In its 2019 Energy Taxation report, the European Commission acknowledged the urgency in updating the energy taxation rules and recognised the importance of securing EU companies’ competitiveness in the global market. According to the European Commission, the ETD’s purpose is to foster environmental friendly economies by taxing the usage of energy. However, as explicitly mentioned in the preamble to the ETD, keeping EU businesses competitive on the international market is of equal priority. Therefore, at the moment, maritime and aviation industries incentives for energy and climate efficiency are applied by member states to ‘third country’ based businesses as compensation to EU businesses for lack of energy taxation in those third countries.

The challenge for the European Commission in pursuit of a uniform approach in energy taxation is finding the right balance between energy taxation rules that foster EU competitiveness on the international market and those distorting the EU internal market (e.g. specific industry exemptions or incentives). The ETD in its current form fails to support the internal market’s efforts to comply with the Green Deal.

Revision of Energy Taxation Directive: new structure of tax rates and broader taxable base

The recently published revision of the ETD on 14 July 2021, targets two main parts of the EU green tax reform. The first is a new structure of tax rates based on energy content and emission of the fuels. The second provides a broader taxable base that includes new energy products and diminishes some current carveouts.

Keeping an eye on the competitiveness of EU airlines and the maritime transport industry, the proposal no longer includes the full exemption from energy taxation of the aviation and industry but only for intra-EU travels. Based on the proposal, in the coming years, the tax burden will gradually increase for industries using kerosene and heavy oil while sustainable fuels will eventually benefit from a zero tax rate.
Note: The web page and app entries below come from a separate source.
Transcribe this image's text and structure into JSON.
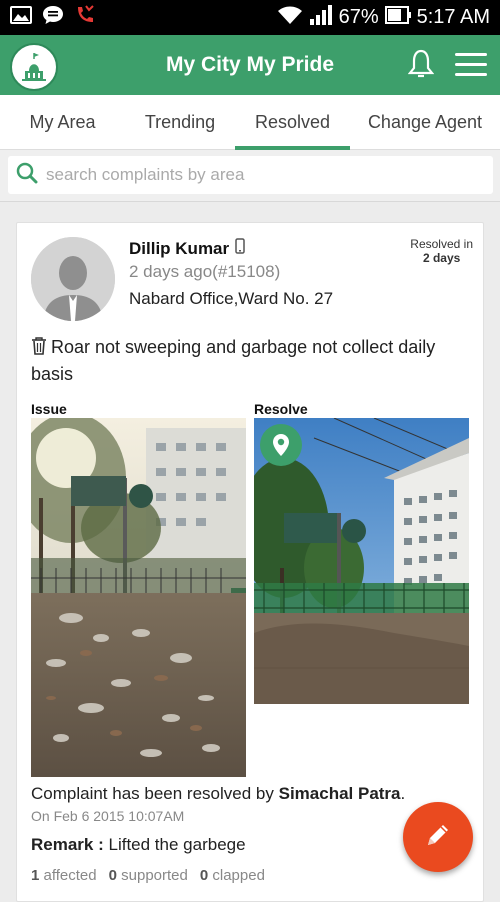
{
  "status_bar": {
    "battery": "67%",
    "time": "5:17 AM",
    "icons": [
      "image-icon",
      "chat-icon",
      "missed-call-icon",
      "wifi-icon",
      "signal-icon",
      "battery-icon"
    ]
  },
  "app_bar": {
    "title": "My City My Pride",
    "icons": [
      "city-logo-icon",
      "bell-icon",
      "menu-icon"
    ]
  },
  "tabs": [
    {
      "label": "My Area"
    },
    {
      "label": "Trending"
    },
    {
      "label": "Resolved",
      "active": true
    },
    {
      "label": "Change Agent"
    }
  ],
  "search": {
    "placeholder": "search complaints by area"
  },
  "complaint": {
    "user_name": "Dillip Kumar",
    "time_and_id": "2 days ago(#15108)",
    "location": "Nabard Office,Ward No. 27",
    "resolved_in_label": "Resolved in",
    "resolved_in_days": "2 days",
    "description": "Roar not sweeping and garbage not collect daily basis",
    "issue_label": "Issue",
    "resolve_label": "Resolve",
    "resolved_by_prefix": "Complaint has been resolved by",
    "resolved_by_name": "Simachal Patra",
    "resolved_by_suffix": ".",
    "resolved_date": "On Feb 6 2015 10:07AM",
    "remark_label": "Remark :",
    "remark_text": "Lifted the garbege",
    "affected_count": "1",
    "affected_label": "affected",
    "supported_count": "0",
    "supported_label": "supported",
    "clapped_count": "0",
    "clapped_label": "clapped"
  },
  "colors": {
    "primary": "#3d9f6b",
    "fab": "#ea4a1f"
  }
}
Under the revised ETD, the taxable base will be broader and will encompass the number of EU member states current national exemptions and tax rate reductions. But, the revised ETD leaves space for certain reduced rates such as for electricity from renewable sources and the farming industry.

Key takeaways

n the light of EU member states’ environmental policies that promote renewable energy sources, the discrepancy with the energy taxation at the EU level and those new tendencies are evident. The current energy taxation rules are an obstacle for the EU member states efforts to move towards fully renewable energy societies. They also fail to provide rules on the taxation of new technologies and energy products. As a result, the European Commission published the revision of the Energy Taxation Directive on 14 July 2021. Once adopted, this revision will impact industries investing in renewable energy or benefiting from various state subsidies, such as those for windmill parks. If the common approach within the EU as proposed for the revision of the ETD is adopted, various EU member states’ subsidies will be abolished or become subject to EU state aid rules. Thus, businesses currently benefiting from existing exemptions involved in producing or using modern energy products which are not yet affected by the current ETD should be assessing the impact of the proposed reforms on their business models. The same goes for industries base on the carbon fuels, such as in the aviation and maritime sectors, as they will face a significant increase in tax burden.

For a further discussion of how your business should be planning for the financial and tax impacts of climate change, please get in touch with your usual Mazars contact or our international tax team.